Alaska's aging fishery fleet shares some of the same struggles as the agricultural sector, and both Carothers and Donkersloot say these examples can be adapted to address Alaska fishery needs.
"With the outmigration of fishing resources goes the outmigration of fishing wealth," Donkersloot said.
The Walker administration has also prioritized the need to improve fisheries access for rural Alaskans. The Fisheries Transition team released a report that aims to increase Alaska ownership of commercial fishing licenses, permits and quotas by 10 percent over the next five years. The report suggests actions to encourage commercial fishing as a viable option for young Alaskans and suggests the importance of promoting small-scale processing, marketing and the consumption of local seafood.
The report calls for further community organization and goes so far as to suggest that legislation could be passed to "retain/recapture commercial fishing licenses/permits for the use and benefit of community residents."
An aging fleet does not yet mean a dying fleet, and a number of programs have targeted young, rural Alaskans to encourage the sustainability of the fishing industry and to promote ownership-level fishing for residents under the age of 40.
The Alaska Young Fisherman's Summit, funded by SEAGRANT, targets fisheries workers who have been fishing for less than five years. According to Sunny Rice, an organizer for the summit, the biannual meeting "helps young people understand the complexities of the regulatory system."

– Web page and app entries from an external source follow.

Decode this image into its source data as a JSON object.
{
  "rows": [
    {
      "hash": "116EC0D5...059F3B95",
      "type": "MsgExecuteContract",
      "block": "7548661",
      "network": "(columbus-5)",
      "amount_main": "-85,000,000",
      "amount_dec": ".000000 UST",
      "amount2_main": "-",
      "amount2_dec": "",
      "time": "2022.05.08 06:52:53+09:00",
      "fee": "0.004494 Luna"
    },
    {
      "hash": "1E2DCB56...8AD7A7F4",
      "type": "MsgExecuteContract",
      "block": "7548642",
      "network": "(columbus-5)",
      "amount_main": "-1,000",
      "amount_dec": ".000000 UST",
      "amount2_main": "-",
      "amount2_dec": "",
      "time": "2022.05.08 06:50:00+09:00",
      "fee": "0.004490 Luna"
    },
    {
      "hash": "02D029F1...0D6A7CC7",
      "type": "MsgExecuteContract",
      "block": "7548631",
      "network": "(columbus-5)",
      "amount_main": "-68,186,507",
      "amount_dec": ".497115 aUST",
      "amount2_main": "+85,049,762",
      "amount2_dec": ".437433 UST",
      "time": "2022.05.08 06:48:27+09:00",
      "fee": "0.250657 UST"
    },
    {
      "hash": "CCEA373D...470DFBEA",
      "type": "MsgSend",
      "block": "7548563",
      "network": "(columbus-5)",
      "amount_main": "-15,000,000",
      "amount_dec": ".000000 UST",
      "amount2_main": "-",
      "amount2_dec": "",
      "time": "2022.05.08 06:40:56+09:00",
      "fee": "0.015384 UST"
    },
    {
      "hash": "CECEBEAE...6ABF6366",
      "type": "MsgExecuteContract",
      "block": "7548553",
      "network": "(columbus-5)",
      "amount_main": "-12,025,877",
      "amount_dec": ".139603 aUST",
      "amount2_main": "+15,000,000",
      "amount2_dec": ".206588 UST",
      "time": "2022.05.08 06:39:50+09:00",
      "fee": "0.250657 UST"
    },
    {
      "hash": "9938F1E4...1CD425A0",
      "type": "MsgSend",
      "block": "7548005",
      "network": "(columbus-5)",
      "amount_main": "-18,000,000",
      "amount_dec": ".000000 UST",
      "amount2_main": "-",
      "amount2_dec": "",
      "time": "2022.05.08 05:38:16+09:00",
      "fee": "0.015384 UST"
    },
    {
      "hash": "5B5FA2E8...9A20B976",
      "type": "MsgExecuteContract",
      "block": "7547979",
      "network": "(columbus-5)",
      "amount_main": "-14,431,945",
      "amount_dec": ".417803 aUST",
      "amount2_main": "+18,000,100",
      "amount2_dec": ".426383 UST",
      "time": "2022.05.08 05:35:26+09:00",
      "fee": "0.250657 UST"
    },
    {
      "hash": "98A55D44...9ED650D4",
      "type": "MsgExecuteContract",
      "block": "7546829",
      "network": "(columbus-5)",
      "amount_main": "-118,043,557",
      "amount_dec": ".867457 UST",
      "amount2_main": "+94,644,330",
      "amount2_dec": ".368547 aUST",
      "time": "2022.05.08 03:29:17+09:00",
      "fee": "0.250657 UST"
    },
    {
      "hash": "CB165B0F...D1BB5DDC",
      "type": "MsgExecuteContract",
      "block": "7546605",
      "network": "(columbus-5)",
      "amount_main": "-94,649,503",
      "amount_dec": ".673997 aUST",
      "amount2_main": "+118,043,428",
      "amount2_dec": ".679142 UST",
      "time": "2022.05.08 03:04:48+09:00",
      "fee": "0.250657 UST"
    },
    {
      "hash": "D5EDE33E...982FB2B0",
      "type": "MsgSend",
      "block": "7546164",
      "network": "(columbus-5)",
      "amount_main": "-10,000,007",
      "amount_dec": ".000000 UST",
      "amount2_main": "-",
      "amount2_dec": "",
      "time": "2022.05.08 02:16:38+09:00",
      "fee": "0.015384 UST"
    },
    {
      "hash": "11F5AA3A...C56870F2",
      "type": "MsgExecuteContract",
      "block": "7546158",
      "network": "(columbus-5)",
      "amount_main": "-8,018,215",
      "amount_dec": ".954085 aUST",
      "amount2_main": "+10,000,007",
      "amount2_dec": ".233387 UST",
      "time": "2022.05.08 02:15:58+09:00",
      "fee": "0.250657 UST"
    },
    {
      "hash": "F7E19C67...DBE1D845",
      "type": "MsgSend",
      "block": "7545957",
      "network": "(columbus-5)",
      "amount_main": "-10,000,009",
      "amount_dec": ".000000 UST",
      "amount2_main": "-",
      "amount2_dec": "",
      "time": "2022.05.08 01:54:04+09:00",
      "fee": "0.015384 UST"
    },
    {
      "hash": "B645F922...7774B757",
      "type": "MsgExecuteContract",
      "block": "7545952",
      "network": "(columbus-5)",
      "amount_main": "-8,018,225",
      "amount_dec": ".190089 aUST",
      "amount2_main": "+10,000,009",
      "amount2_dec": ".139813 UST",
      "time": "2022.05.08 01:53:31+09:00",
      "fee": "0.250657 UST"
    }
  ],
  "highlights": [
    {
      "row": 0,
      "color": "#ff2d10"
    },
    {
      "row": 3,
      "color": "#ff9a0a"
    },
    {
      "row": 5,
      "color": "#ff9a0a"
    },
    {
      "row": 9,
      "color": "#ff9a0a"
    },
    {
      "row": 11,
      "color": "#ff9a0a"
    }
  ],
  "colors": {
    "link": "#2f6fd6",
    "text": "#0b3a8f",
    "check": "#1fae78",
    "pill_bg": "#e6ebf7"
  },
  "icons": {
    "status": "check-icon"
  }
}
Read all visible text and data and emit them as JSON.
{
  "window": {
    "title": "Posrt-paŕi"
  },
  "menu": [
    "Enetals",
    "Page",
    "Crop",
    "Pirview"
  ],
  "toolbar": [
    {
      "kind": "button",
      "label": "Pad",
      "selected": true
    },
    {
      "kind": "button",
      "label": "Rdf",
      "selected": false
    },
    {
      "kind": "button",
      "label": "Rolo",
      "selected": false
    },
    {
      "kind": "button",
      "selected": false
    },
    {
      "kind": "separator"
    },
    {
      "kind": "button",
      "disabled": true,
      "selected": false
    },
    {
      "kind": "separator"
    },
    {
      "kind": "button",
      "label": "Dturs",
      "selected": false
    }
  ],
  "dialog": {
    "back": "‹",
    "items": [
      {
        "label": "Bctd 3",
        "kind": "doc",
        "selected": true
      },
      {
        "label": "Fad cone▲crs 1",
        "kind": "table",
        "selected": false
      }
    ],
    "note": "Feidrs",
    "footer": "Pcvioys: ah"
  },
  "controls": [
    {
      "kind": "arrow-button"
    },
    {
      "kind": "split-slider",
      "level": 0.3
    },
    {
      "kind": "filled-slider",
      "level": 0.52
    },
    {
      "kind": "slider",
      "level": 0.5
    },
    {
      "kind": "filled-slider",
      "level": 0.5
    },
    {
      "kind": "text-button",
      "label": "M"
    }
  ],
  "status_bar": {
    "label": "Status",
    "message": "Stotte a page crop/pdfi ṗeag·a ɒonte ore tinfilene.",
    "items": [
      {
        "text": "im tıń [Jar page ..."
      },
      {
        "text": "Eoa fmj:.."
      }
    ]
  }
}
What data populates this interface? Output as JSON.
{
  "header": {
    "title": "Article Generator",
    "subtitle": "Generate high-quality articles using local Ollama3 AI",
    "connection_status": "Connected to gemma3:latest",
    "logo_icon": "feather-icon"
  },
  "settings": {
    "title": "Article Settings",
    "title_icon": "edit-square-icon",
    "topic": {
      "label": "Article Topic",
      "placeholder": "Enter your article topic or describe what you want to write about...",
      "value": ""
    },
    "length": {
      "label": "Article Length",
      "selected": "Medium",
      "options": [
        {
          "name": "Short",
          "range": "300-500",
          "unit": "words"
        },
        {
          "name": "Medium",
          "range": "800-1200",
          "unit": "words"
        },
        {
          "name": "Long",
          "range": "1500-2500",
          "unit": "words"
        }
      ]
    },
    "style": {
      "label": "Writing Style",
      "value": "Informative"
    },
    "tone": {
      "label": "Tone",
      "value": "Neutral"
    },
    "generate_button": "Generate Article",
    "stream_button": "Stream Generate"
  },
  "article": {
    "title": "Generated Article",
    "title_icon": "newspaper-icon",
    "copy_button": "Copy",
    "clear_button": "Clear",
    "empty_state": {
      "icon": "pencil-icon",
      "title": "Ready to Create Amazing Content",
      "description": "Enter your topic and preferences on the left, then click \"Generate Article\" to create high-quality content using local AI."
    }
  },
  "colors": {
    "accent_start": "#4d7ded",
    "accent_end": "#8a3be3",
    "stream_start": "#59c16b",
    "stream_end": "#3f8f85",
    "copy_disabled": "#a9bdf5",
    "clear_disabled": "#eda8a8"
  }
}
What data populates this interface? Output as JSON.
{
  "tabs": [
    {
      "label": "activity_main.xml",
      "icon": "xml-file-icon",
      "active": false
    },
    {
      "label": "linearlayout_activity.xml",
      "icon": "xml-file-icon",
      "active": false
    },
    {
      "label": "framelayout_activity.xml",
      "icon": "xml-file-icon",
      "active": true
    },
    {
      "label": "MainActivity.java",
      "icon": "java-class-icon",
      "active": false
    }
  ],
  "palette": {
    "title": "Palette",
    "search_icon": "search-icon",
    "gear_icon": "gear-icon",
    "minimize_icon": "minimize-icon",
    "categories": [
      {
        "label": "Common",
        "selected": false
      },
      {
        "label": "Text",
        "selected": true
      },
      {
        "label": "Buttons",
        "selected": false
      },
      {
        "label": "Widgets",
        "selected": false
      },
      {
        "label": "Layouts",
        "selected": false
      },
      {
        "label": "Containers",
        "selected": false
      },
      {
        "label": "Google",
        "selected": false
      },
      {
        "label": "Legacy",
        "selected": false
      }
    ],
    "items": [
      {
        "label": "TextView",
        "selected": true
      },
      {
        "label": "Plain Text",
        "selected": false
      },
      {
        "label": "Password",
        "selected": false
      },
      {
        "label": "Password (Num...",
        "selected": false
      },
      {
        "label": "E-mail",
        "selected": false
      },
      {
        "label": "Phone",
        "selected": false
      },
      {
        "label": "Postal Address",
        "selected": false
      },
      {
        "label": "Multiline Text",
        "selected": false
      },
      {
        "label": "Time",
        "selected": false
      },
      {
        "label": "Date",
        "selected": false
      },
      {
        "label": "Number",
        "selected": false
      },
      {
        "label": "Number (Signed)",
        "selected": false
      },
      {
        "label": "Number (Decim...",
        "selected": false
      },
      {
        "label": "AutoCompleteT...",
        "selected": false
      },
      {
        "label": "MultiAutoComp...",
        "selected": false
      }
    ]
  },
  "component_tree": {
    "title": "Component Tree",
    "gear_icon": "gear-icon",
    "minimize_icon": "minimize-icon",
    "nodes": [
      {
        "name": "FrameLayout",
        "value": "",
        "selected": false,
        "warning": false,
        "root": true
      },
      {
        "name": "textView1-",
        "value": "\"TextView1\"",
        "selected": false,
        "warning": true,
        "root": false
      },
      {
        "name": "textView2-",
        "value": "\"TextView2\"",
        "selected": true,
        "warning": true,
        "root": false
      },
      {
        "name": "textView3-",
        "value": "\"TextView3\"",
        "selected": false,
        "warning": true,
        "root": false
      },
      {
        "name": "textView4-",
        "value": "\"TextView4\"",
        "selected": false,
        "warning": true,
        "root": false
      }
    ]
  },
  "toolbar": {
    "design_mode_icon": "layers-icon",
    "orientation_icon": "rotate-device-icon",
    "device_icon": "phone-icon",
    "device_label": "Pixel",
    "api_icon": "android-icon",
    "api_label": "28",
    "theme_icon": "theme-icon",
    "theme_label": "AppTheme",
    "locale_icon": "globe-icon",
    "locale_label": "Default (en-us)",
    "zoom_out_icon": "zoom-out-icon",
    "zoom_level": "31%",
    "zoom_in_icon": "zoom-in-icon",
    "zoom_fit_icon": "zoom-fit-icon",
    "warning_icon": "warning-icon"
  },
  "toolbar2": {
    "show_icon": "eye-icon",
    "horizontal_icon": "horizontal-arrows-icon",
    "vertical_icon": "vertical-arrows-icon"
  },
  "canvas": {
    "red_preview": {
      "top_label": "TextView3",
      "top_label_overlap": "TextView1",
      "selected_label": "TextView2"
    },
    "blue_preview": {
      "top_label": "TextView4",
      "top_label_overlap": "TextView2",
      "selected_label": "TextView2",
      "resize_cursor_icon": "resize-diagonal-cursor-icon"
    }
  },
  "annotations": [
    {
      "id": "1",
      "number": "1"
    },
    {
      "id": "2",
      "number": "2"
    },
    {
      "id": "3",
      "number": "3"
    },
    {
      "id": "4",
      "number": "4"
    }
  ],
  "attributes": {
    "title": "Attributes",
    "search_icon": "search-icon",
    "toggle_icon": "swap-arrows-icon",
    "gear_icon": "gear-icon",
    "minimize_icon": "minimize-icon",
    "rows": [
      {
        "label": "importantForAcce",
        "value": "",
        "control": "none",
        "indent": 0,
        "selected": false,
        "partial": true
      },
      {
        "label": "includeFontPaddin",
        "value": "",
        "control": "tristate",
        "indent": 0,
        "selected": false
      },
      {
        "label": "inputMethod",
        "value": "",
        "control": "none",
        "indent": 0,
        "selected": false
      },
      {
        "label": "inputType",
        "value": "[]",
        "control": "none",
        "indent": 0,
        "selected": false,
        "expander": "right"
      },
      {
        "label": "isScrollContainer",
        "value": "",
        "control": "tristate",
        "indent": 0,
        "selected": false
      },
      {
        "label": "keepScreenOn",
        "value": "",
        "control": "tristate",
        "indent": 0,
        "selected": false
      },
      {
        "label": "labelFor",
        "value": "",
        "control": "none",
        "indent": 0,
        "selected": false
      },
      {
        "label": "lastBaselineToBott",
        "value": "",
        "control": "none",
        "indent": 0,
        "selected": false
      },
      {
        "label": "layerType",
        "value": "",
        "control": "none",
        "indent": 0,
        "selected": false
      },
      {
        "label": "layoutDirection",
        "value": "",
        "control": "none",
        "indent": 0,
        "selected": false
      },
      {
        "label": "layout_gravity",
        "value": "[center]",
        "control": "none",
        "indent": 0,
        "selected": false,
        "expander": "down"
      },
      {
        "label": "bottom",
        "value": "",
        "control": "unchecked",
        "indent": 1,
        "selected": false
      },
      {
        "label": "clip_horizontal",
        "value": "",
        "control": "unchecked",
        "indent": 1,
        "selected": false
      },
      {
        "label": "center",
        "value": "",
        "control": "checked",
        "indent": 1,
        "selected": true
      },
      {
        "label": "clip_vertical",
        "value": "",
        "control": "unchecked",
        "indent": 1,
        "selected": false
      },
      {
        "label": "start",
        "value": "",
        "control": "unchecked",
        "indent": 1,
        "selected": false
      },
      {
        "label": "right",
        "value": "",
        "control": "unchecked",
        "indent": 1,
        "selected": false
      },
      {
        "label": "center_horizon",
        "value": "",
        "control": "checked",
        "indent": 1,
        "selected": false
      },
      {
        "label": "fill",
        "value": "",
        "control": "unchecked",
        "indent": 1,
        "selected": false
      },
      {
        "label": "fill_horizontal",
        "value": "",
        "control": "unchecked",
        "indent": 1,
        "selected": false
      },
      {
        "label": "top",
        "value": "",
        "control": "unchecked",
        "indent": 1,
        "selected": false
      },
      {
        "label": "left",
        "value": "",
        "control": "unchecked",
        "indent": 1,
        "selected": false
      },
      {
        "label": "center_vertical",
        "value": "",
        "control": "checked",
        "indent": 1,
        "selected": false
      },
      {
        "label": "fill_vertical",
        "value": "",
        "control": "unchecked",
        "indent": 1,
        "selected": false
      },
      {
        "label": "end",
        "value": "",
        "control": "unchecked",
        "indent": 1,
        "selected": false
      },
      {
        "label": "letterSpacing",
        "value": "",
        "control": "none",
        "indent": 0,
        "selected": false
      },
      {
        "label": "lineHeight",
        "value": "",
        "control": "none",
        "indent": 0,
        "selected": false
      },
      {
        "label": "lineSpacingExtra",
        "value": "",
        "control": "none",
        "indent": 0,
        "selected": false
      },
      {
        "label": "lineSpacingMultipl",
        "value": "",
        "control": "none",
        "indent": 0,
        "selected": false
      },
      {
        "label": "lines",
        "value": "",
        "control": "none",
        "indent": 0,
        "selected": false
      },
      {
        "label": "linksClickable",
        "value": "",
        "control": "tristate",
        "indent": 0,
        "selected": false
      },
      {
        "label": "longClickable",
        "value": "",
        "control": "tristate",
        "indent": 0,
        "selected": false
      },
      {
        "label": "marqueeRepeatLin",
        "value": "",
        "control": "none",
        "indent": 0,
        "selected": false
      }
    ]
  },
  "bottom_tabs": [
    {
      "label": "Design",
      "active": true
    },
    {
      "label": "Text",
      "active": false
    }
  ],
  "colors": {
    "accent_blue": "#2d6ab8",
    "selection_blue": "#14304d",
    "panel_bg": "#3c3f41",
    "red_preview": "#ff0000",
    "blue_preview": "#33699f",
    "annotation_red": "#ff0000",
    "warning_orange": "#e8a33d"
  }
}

About 60 people attended the last summit, which focused on the landward side of running a fishing business. The conference brought in speakers to paint a broad market picture, to analyze the science end of fisheries, and to help with networking.
Almost a third of the attendees were from Southwest Alaska.
"The biggest part of the summit is just to get people together," Rice said.
Other programs in the state aim to address the decline in permit holders. Bristol Bay Economic Development Corp. helps fund a permit loan program that aims to keep limited entry permits from leaving the region.
In 2012, the Bering Sea crab fishery adopted a right-of-first-offer measure as a way to boost the quota shares available to qualified crew members.
In southeast, Ketchikan High School even offers a maritime course as part of its technical education curriculum. Students use the school's 45-foot boat to practice navigation and marine safety.
Many young people are entering fisheries. In Togiak, for example, a new fish processing plant has been a way to keep fishing interest local.
For those who do take up fishing, local support has been essential.
"Some people are certainly accessing family and friend sources of capital. … They're not actually having to go through the bank system, which can be prohibitive," said Carothers.
The project team hopes to complete its surveys this spring and will spend the summer compiling data.
This story first appeared in The Bristol Bay Times/Dutch Harbor Fisherman and is republished here with permission.
Alaska Dispatch Publishing